YOUR INSTRUCTIONS>
Every line of the listing that follows must be written out unchanged.

[GIVEN RECORDS Boundary: Start]

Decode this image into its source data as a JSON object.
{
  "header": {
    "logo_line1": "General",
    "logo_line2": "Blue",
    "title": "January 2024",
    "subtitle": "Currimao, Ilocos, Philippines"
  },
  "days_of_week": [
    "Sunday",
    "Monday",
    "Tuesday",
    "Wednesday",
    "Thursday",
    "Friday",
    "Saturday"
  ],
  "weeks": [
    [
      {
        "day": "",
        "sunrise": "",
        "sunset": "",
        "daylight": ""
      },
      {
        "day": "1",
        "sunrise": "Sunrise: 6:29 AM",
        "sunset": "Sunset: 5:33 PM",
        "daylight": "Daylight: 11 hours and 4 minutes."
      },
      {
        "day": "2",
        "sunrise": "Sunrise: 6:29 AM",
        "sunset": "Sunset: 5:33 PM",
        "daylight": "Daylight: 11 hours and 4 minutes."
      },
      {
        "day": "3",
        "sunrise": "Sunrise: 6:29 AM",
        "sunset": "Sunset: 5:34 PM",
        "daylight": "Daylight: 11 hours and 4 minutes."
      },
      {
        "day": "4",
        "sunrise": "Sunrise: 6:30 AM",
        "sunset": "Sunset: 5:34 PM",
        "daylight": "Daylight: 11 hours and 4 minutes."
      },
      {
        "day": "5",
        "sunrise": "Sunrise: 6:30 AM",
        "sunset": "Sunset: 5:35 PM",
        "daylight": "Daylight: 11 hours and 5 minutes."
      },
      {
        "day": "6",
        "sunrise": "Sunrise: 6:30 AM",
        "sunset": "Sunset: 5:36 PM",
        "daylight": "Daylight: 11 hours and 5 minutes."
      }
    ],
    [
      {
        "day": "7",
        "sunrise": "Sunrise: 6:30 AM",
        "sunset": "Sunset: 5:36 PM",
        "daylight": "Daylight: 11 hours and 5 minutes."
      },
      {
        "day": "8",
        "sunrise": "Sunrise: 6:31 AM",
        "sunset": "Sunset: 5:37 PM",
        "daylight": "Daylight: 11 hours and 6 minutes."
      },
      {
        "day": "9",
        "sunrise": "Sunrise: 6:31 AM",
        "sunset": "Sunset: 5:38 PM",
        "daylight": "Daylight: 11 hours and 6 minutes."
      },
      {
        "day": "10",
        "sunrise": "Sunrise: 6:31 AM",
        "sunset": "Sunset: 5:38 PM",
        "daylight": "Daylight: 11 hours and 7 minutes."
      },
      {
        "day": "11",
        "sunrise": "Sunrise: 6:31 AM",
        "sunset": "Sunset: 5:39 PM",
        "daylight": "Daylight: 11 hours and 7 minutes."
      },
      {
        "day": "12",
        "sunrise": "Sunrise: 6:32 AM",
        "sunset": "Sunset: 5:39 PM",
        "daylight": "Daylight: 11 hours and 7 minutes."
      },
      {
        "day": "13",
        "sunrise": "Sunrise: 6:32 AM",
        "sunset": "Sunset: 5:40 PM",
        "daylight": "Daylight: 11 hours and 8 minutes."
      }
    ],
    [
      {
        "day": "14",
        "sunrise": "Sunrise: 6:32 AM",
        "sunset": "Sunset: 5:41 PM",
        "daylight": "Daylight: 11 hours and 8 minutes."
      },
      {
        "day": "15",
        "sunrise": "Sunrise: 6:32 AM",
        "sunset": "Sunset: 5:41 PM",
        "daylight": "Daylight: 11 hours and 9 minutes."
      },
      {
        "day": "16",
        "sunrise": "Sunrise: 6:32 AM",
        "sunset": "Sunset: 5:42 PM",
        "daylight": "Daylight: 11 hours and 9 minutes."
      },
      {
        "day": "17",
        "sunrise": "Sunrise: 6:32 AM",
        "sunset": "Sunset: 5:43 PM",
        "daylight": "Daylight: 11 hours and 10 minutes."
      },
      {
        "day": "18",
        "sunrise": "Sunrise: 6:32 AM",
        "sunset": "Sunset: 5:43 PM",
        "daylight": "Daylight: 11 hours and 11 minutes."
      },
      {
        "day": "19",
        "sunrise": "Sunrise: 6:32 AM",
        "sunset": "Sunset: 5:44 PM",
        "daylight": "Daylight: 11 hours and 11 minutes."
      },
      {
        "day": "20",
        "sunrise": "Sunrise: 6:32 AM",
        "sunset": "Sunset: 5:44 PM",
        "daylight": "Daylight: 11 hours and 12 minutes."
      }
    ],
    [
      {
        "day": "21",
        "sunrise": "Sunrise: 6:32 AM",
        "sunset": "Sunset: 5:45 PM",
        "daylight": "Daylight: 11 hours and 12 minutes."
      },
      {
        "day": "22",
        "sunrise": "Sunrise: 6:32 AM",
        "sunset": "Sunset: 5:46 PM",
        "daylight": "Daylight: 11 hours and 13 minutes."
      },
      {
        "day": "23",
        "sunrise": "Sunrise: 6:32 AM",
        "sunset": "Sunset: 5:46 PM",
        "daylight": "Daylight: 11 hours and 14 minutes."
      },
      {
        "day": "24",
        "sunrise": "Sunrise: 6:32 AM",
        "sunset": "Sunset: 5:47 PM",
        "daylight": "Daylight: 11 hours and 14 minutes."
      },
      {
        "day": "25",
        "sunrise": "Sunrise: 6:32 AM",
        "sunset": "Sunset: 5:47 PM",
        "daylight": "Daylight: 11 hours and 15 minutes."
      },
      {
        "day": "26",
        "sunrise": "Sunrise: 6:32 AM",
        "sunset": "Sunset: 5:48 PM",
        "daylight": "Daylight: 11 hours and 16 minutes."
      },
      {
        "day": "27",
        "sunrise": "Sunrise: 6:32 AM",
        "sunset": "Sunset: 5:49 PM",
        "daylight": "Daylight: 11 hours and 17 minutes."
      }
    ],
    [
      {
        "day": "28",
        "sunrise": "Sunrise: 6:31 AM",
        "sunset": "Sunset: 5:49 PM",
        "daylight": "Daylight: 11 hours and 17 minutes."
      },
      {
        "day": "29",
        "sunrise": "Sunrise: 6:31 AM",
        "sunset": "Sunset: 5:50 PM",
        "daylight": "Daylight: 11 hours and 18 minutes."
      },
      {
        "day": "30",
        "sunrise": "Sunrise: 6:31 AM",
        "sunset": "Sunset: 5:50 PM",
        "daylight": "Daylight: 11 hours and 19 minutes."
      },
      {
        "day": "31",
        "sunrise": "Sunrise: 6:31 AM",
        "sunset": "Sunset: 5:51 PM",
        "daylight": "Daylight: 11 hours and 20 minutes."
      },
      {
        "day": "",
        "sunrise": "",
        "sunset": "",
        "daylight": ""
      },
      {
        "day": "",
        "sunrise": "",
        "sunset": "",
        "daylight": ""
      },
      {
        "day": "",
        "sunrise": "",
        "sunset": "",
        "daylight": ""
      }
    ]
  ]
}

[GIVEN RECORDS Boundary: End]

SOLUTION TO THIS PROBLEM>
Decode this image into its source data as a JSON object.
{
  "header": {
    "logo_line1": "General",
    "logo_line2": "Blue",
    "title": "January 2024",
    "subtitle": "Currimao, Ilocos, Philippines"
  },
  "days_of_week": [
    "Sunday",
    "Monday",
    "Tuesday",
    "Wednesday",
    "Thursday",
    "Friday",
    "Saturday"
  ],
  "weeks": [
    [
      {
        "day": "",
        "sunrise": "",
        "sunset": "",
        "daylight": ""
      },
      {
        "day": "1",
        "sunrise": "Sunrise: 6:29 AM",
        "sunset": "Sunset: 5:33 PM",
        "daylight": "Daylight: 11 hours and 4 minutes."
      },
      {
        "day": "2",
        "sunrise": "Sunrise: 6:29 AM",
        "sunset": "Sunset: 5:33 PM",
        "daylight": "Daylight: 11 hours and 4 minutes."
      },
      {
        "day": "3",
        "sunrise": "Sunrise: 6:29 AM",
        "sunset": "Sunset: 5:34 PM",
        "daylight": "Daylight: 11 hours and 4 minutes."
      },
      {
        "day": "4",
        "sunrise": "Sunrise: 6:30 AM",
        "sunset": "Sunset: 5:34 PM",
        "daylight": "Daylight: 11 hours and 4 minutes."
      },
      {
        "day": "5",
        "sunrise": "Sunrise: 6:30 AM",
        "sunset": "Sunset: 5:35 PM",
        "daylight": "Daylight: 11 hours and 5 minutes."
      },
      {
        "day": "6",
        "sunrise": "Sunrise: 6:30 AM",
        "sunset": "Sunset: 5:36 PM",
        "daylight": "Daylight: 11 hours and 5 minutes."
      }
    ],
    [
      {
        "day": "7",
        "sunrise": "Sunrise: 6:30 AM",
        "sunset": "Sunset: 5:36 PM",
        "daylight": "Daylight: 11 hours and 5 minutes."
      },
      {
        "day": "8",
        "sunrise": "Sunrise: 6:31 AM",
        "sunset": "Sunset: 5:37 PM",
        "daylight": "Daylight: 11 hours and 6 minutes."
      },
      {
        "day": "9",
        "sunrise": "Sunrise: 6:31 AM",
        "sunset": "Sunset: 5:38 PM",
        "daylight": "Daylight: 11 hours and 6 minutes."
      },
      {
        "day": "10",
        "sunrise": "Sunrise: 6:31 AM",
        "sunset": "Sunset: 5:38 PM",
        "daylight": "Daylight: 11 hours and 7 minutes."
      },
      {
        "day": "11",
        "sunrise": "Sunrise: 6:31 AM",
        "sunset": "Sunset: 5:39 PM",
        "daylight": "Daylight: 11 hours and 7 minutes."
      },
      {
        "day": "12",
        "sunrise": "Sunrise: 6:32 AM",
        "sunset": "Sunset: 5:39 PM",
        "daylight": "Daylight: 11 hours and 7 minutes."
      },
      {
        "day": "13",
        "sunrise": "Sunrise: 6:32 AM",
        "sunset": "Sunset: 5:40 PM",
        "daylight": "Daylight: 11 hours and 8 minutes."
      }
    ],
    [
      {
        "day": "14",
        "sunrise": "Sunrise: 6:32 AM",
        "sunset": "Sunset: 5:41 PM",
        "daylight": "Daylight: 11 hours and 8 minutes."
      },
      {
        "day": "15",
        "sunrise": "Sunrise: 6:32 AM",
        "sunset": "Sunset: 5:41 PM",
        "daylight": "Daylight: 11 hours and 9 minutes."
      },
      {
        "day": "16",
        "sunrise": "Sunrise: 6:32 AM",
        "sunset": "Sunset: 5:42 PM",
        "daylight": "Daylight: 11 hours and 9 minutes."
      },
      {
        "day": "17",
        "sunrise": "Sunrise: 6:32 AM",
        "sunset": "Sunset: 5:43 PM",
        "daylight": "Daylight: 11 hours and 10 minutes."
      },
      {
        "day": "18",
        "sunrise": "Sunrise: 6:32 AM",
        "sunset": "Sunset: 5:43 PM",
        "daylight": "Daylight: 11 hours and 11 minutes."
      },
      {
        "day": "19",
        "sunrise": "Sunrise: 6:32 AM",
        "sunset": "Sunset: 5:44 PM",
        "daylight": "Daylight: 11 hours and 11 minutes."
      },
      {
        "day": "20",
        "sunrise": "Sunrise: 6:32 AM",
        "sunset": "Sunset: 5:44 PM",
        "daylight": "Daylight: 11 hours and 12 minutes."
      }
    ],
    [
      {
        "day": "21",
        "sunrise": "Sunrise: 6:32 AM",
        "sunset": "Sunset: 5:45 PM",
        "daylight": "Daylight: 11 hours and 12 minutes."
      },
      {
        "day": "22",
        "sunrise": "Sunrise: 6:32 AM",
        "sunset": "Sunset: 5:46 PM",
        "daylight": "Daylight: 11 hours and 13 minutes."
      },
      {
        "day": "23",
        "sunrise": "Sunrise: 6:32 AM",
        "sunset": "Sunset: 5:46 PM",
        "daylight": "Daylight: 11 hours and 14 minutes."
      },
      {
        "day": "24",
        "sunrise": "Sunrise: 6:32 AM",
        "sunset": "Sunset: 5:47 PM",
        "daylight": "Daylight: 11 hours and 14 minutes."
      },
      {
        "day": "25",
        "sunrise": "Sunrise: 6:32 AM",
        "sunset": "Sunset: 5:47 PM",
        "daylight": "Daylight: 11 hours and 15 minutes."
      },
      {
        "day": "26",
        "sunrise": "Sunrise: 6:32 AM",
        "sunset": "Sunset: 5:48 PM",
        "daylight": "Daylight: 11 hours and 16 minutes."
      },
      {
        "day": "27",
        "sunrise": "Sunrise: 6:32 AM",
        "sunset": "Sunset: 5:49 PM",
        "daylight": "Daylight: 11 hours and 17 minutes."
      }
    ],
    [
      {
        "day": "28",
        "sunrise": "Sunrise: 6:31 AM",
        "sunset": "Sunset: 5:49 PM",
        "daylight": "Daylight: 11 hours and 17 minutes."
      },
      {
        "day": "29",
        "sunrise": "Sunrise: 6:31 AM",
        "sunset": "Sunset: 5:50 PM",
        "daylight": "Daylight: 11 hours and 18 minutes."
      },
      {
        "day": "30",
        "sunrise": "Sunrise: 6:31 AM",
        "sunset": "Sunset: 5:50 PM",
        "daylight": "Daylight: 11 hours and 19 minutes."
      },
      {
        "day": "31",
        "sunrise": "Sunrise: 6:31 AM",
        "sunset": "Sunset: 5:51 PM",
        "daylight": "Daylight: 11 hours and 20 minutes."
      },
      {
        "day": "",
        "sunrise": "",
        "sunset": "",
        "daylight": ""
      },
      {
        "day": "",
        "sunrise": "",
        "sunset": "",
        "daylight": ""
      },
      {
        "day": "",
        "sunrise": "",
        "sunset": "",
        "daylight": ""
      }
    ]
  ]
}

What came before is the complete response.